If You like just to be able to track the history, move back and forth in time then GIT and Autodesk Vault (since dwg is proprietary Autodesk solutions are usually a first choice) are almost equal. None of them can do the diff of dwg files. Yes, Autodesk product can't do diff on Autodesk files.
If Your main operation is through GUI both are also comparable, although for GIT You have much wider choice.
Git, when You will get advanced, will allow You to do much more things that Autodesk Vault can do. The most critical thing is "history branching" without which any serious job is impossible. Remember those file "version with something.dwg", "need to try this.dwg" and so on? With GIT you can just use "alternative history".
Git will struggle a bit with attempts to figure out differential compression between files, so with large binary files You may expect some slow down. You do have however two options:
- to tell GIT that file is binary, so not to struggle or (check .gitattributes options);
- to tell GIT to handle files through so called GIT-LFS extension.
Also GIT should be configured in such a way so that it would never attempt to do any file modification. I do mention it, because it may be configured to, for an example, change "end-of-line" characters between Linux and Windows. I'm not sure what are defaults, because I always configure it to "don't touch files".
I do use GIT for Autodesk Inventor, LibreOffice and other files. No problems, except large disk consumption and lack of ability to see differences between versions. But what to expect, if You need to keep 50 or more copies to track the history?
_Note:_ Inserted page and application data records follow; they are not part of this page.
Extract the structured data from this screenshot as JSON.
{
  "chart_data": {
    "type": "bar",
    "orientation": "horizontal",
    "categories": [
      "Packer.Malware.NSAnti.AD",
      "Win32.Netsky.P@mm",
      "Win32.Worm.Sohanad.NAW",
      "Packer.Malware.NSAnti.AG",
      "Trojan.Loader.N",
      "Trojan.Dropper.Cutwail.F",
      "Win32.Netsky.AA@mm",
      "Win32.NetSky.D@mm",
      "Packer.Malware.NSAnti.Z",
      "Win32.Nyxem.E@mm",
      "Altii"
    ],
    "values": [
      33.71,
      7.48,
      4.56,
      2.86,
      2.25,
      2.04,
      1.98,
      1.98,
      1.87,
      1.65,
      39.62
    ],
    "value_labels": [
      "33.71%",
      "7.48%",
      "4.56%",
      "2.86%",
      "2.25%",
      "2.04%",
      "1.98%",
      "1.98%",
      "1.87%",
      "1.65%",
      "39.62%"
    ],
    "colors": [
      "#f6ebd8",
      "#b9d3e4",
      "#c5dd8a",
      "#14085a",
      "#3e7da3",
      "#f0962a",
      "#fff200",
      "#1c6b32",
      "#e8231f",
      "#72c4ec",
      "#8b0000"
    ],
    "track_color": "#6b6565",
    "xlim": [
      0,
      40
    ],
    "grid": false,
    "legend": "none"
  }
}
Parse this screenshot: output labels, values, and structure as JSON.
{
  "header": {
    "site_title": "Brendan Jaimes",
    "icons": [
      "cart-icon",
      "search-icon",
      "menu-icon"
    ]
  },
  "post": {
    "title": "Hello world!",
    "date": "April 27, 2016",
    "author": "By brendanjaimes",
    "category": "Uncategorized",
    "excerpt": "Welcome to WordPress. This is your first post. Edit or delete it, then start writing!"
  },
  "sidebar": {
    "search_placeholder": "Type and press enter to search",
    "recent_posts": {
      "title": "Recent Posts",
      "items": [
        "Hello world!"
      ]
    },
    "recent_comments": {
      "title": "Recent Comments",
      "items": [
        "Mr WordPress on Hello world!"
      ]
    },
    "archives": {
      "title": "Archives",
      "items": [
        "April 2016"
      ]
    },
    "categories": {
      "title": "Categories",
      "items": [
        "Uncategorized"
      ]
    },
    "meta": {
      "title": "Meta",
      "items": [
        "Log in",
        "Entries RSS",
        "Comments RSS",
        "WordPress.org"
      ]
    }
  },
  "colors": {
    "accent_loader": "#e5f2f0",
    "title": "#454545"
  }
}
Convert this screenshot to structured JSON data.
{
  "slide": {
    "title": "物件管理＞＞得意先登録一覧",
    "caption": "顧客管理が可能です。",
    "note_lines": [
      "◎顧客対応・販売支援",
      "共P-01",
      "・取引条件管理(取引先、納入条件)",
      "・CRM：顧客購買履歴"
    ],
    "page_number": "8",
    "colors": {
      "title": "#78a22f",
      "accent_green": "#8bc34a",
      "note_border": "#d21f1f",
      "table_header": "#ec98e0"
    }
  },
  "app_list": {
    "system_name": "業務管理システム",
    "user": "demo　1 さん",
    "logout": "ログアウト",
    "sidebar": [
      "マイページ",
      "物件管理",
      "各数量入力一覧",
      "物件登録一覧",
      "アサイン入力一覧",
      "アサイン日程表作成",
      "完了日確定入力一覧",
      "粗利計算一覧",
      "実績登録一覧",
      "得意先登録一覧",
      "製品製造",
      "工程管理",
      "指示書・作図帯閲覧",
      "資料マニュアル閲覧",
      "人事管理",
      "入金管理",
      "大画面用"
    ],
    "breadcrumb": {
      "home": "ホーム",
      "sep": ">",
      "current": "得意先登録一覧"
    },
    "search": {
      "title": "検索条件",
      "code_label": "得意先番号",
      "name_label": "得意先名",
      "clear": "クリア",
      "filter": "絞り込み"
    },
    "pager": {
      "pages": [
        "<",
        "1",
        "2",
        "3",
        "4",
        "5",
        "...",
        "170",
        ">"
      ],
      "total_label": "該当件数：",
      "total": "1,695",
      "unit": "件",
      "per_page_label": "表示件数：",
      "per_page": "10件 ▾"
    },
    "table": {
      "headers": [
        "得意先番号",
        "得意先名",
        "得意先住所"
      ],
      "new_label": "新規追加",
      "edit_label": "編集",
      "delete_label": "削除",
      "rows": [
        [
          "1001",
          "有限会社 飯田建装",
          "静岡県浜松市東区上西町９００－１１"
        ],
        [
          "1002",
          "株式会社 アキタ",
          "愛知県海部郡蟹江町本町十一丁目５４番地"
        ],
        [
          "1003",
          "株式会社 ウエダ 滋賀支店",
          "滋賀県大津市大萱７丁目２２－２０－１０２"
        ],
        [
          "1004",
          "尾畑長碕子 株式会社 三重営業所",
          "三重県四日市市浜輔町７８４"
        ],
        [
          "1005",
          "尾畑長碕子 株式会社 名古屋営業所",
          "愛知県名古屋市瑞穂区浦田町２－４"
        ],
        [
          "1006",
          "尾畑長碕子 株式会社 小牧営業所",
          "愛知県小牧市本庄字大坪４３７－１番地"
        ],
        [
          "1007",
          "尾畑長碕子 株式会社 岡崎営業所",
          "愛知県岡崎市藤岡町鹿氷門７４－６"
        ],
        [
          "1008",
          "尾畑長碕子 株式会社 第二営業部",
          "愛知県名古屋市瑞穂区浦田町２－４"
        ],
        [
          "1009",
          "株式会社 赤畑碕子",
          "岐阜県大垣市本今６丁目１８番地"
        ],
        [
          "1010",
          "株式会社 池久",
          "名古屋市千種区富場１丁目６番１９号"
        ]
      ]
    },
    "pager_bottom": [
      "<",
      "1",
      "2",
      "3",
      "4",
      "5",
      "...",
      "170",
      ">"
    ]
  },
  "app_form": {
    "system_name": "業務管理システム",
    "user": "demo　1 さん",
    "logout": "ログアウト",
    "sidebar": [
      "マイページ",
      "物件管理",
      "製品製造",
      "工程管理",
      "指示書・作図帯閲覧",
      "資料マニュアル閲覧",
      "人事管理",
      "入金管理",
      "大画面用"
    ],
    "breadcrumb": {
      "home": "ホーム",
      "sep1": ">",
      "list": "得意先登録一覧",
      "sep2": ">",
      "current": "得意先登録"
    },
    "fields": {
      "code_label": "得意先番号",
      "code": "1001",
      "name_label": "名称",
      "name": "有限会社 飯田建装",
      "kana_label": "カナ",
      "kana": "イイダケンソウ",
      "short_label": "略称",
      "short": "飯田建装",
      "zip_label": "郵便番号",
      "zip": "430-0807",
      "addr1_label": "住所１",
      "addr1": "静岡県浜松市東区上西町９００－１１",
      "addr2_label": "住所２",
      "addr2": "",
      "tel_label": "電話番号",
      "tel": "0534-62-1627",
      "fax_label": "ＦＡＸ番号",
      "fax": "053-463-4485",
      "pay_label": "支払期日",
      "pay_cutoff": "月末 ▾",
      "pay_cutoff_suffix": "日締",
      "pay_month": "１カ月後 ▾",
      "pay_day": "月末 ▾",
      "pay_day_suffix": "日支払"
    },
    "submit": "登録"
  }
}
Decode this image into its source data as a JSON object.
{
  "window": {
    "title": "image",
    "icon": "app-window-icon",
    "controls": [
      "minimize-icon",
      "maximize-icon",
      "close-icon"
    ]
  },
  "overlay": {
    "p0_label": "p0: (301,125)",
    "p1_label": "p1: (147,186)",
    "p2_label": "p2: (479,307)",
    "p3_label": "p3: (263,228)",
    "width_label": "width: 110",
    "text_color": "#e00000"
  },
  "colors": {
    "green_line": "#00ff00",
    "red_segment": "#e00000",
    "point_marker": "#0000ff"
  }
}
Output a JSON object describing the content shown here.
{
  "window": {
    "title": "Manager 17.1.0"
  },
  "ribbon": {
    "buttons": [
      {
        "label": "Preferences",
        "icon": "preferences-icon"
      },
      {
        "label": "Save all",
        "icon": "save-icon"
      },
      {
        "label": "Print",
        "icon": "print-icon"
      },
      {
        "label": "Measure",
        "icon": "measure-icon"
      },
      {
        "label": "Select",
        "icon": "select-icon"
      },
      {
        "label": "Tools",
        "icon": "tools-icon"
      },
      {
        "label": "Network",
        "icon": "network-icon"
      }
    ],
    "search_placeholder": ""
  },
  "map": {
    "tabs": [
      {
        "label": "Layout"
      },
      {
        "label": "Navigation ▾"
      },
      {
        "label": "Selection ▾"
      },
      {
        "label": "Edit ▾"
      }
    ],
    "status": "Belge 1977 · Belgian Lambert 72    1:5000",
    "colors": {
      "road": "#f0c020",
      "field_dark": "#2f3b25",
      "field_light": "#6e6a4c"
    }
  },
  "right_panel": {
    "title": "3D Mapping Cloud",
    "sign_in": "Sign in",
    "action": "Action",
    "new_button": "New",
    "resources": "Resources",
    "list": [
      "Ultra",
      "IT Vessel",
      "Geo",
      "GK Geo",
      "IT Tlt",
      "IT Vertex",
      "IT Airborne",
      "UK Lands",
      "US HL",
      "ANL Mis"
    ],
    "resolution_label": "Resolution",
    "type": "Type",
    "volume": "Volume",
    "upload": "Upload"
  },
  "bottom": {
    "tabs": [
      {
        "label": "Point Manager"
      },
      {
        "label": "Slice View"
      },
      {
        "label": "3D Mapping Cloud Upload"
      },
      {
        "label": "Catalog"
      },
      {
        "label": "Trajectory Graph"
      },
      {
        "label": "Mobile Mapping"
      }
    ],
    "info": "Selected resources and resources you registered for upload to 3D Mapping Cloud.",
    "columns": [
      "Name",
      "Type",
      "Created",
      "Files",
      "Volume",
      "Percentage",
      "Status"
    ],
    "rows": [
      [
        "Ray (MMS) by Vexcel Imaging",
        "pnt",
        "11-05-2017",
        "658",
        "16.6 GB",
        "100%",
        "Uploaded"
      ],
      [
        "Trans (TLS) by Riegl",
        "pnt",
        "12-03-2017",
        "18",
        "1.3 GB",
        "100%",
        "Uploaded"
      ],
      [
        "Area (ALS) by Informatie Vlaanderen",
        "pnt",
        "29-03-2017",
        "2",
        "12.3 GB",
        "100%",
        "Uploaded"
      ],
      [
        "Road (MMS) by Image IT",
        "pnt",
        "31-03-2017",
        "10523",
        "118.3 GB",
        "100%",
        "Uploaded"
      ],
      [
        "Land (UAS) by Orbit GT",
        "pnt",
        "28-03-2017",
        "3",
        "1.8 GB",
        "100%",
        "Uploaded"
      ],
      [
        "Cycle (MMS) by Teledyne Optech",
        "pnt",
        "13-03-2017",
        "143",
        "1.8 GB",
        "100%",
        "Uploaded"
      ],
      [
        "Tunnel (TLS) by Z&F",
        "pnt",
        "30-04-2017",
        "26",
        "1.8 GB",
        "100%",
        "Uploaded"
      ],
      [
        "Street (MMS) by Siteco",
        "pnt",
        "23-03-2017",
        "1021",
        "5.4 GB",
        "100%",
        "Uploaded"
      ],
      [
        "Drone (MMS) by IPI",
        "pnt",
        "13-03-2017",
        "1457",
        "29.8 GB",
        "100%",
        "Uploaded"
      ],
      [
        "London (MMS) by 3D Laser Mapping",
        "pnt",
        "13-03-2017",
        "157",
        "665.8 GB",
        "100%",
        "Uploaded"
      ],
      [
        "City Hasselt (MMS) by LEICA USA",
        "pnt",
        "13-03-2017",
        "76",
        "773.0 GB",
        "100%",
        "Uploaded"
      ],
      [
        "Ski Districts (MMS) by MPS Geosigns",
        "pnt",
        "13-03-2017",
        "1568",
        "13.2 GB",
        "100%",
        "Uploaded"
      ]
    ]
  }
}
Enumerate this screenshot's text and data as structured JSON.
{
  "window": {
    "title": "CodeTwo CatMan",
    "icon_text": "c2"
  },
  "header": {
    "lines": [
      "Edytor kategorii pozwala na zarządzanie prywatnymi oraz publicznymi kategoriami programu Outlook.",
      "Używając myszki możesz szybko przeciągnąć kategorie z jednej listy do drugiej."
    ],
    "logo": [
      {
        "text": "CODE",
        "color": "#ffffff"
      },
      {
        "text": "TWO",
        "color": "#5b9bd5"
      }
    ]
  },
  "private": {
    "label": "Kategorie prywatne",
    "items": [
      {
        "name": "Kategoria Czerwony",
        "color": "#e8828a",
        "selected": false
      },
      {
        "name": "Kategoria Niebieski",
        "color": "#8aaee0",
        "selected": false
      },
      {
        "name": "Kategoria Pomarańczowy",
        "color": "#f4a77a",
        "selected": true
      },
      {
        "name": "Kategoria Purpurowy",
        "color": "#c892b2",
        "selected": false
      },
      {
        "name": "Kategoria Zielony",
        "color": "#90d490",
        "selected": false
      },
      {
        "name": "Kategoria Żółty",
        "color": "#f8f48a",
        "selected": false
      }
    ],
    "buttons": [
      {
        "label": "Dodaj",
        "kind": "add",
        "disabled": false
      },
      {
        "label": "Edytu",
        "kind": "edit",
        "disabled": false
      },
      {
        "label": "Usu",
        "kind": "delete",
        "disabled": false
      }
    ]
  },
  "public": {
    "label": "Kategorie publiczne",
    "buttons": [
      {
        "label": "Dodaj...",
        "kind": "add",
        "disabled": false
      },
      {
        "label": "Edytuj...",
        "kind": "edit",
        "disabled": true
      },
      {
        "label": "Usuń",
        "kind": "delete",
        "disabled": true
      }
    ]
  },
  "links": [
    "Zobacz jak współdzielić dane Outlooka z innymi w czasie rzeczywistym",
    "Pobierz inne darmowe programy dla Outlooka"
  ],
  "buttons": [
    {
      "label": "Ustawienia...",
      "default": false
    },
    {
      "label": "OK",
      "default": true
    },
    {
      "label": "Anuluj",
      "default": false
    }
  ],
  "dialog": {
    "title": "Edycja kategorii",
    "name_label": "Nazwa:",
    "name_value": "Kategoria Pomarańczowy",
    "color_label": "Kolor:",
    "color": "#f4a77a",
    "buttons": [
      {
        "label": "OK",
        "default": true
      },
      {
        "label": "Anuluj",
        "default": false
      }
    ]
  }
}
Good side of GIT is, that You don't have to have any kind of server to benefit from it. It will keep the history on Your disk and You don't have to share it with anyone. You may, if You like, but You do not have to. This is a low investment starting point which is worth to try. Surely You will find some limitations, but in my case this is a good and cost effective tool.